After refusing to buy some fake Oakley sunglasses and turning down a few boys who offered to shine my Teva sandals, I sat myself in a coffee shop and ordered a cup of tea, no sugar. I'm waiting for my travel agent to hand me my tickets for the domestic flight to Banda Aceh. These domestic flights can't be purchased from international agents so I had to get in town with a local agent to book and purchase the tickets for me in advance.

"The last time you came was before Tsunami!" My agent, Pak Budi, immediately broke the taboo. "That was 2005, so it's been 4 years. Have you been to Aceh since?" I tell him no, that I've been in Sumatra but not to Aceh specifically. "You know, so many people died. 250,000 people." How foolish of me to think that it was taboo to speak of incident. So many people died, and the living weren't about to forget them. "Come more often." Pak Budi says just before I leave to check in for my connecting flight.

Coming down from the plane onto the runway at Bandah Aceh I looked at the sprawling landscape and imagined it flooded with water. I looked at the trees that lined the perimeter of the airport and thought that there were fewer. A part of me felt guilty for not being here to help when the disaster had happened. I know the wave never reached the airport, but in my mind, the entire province was submerged. They weren't submerged in water, but they most certainly were drowned in despair. Whether or not they had their homes intact, even if they hadn't lost any family members, everyone had lost a friend, a livelihood, a coast, time, peace. Since I wasn't here to experience it, I made it up. Despite this knowledge I didn't want to ask about it. Perhaps I thought I shouldn't ask since I didn't offer assistance when I could have. I was in no position to ask, or to feel sorry for them.

"First time here?" the taxi driver asks in Bahasa Indonesia. "Nope, second." "Oh. Welcome back. When was the last time?" "2005" "Oh, tsunami! You were here when the tsunami hit?" "No, I left just three days before." "Wow, you're lucky. So many people died." The second person broke my taboo.

The ferry ride was straight forward enough. I went to the counter, got a ticket, waited outside a coffee shop. A group of young girls in school uniforms sitting in a bench across from me were looking and smiling at me, I smiled back. It's not common for local girls to travel independently. I get on the ferry, propped my feet up on my luggage just in case I were to fall asleep. For three hours, I stared at the fuzzy images on the 15-inch TV in the outdoor cabin of the ferry. I can't read when the boat's rocking. So I just let myself space out.

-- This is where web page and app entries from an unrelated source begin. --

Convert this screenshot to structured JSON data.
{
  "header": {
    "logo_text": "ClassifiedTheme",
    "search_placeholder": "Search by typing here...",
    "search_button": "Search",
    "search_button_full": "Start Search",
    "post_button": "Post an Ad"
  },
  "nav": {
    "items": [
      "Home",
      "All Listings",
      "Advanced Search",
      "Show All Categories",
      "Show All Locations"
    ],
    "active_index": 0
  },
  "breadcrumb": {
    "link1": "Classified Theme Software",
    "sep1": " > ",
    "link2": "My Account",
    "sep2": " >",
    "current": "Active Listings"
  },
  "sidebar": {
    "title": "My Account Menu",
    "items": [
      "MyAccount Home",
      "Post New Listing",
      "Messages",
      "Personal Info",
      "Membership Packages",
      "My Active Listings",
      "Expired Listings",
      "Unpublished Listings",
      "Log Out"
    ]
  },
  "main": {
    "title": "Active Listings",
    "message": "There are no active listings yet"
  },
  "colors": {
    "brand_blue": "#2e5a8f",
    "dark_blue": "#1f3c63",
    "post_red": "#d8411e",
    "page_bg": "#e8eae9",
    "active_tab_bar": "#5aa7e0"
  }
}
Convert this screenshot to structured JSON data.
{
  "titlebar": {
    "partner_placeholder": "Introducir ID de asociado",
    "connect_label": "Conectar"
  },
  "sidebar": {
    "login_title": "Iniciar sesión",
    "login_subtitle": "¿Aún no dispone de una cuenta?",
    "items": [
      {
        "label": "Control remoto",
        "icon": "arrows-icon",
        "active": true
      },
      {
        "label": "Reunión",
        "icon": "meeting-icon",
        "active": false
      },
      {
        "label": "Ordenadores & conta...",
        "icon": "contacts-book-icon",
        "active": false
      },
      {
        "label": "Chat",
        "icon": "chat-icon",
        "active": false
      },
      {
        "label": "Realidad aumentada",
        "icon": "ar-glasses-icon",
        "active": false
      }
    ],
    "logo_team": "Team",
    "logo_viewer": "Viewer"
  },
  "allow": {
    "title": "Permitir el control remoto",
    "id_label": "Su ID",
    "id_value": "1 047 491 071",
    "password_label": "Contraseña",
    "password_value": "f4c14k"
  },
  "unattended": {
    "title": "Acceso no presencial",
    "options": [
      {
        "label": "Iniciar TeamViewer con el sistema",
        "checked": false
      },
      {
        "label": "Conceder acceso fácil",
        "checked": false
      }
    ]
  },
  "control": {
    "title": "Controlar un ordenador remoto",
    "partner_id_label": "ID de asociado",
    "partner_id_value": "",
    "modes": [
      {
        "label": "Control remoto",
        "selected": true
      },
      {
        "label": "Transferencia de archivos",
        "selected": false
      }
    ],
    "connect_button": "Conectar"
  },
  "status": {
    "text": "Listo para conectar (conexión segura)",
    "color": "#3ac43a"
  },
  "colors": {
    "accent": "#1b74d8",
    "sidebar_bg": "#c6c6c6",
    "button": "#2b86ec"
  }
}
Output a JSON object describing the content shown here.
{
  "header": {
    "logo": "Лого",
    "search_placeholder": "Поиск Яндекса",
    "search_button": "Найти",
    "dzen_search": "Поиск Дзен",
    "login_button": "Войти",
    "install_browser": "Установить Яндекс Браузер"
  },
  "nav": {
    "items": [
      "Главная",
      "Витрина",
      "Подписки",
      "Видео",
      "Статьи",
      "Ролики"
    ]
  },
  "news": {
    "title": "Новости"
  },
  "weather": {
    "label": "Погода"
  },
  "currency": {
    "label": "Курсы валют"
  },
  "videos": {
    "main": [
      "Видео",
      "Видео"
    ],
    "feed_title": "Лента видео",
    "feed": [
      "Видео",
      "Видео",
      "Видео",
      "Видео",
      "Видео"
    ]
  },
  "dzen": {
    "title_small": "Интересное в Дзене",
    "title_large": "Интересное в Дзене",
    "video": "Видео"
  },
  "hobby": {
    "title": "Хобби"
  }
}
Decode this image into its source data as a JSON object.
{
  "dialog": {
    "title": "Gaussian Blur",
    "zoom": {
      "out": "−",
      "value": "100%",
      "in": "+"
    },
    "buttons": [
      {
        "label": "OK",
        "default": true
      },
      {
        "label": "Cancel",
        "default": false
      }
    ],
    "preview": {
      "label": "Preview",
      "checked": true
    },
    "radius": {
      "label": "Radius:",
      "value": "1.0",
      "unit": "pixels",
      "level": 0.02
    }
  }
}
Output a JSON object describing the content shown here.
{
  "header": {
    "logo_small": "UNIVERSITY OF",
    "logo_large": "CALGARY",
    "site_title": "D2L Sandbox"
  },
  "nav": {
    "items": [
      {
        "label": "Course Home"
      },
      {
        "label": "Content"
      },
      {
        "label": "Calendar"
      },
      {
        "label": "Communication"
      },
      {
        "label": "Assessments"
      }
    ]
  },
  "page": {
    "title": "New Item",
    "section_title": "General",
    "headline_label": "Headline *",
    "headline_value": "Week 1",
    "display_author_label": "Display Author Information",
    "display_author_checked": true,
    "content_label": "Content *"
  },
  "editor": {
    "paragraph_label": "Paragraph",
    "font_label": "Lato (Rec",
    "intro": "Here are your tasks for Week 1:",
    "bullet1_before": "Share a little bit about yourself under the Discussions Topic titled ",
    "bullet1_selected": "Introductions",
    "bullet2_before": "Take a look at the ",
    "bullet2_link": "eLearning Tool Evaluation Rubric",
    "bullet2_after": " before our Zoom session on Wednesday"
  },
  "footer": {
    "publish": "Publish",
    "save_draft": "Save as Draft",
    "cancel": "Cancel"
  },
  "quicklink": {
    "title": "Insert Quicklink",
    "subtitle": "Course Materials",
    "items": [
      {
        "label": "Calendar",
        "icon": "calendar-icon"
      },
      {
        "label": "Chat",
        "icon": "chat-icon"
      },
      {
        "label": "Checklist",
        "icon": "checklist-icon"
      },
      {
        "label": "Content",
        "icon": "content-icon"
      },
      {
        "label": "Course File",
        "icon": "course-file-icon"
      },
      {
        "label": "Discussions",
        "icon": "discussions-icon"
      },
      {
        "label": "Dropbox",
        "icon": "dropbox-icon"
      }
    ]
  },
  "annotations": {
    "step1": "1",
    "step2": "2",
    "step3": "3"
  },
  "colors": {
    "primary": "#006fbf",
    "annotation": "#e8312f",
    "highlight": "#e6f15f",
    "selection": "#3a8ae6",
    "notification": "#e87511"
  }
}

debby ngDebby Ng forayed into journalism following failed attempts at becoming a world-class equestrian. A wildlife crime investigator, underwater photographer, dive master and founder of a marine conservation organisation, she spends what remains of her time writing about the environment, its wildlife, and its people.

Contact Debby

www.debbyng.net

www.pulauhantu.org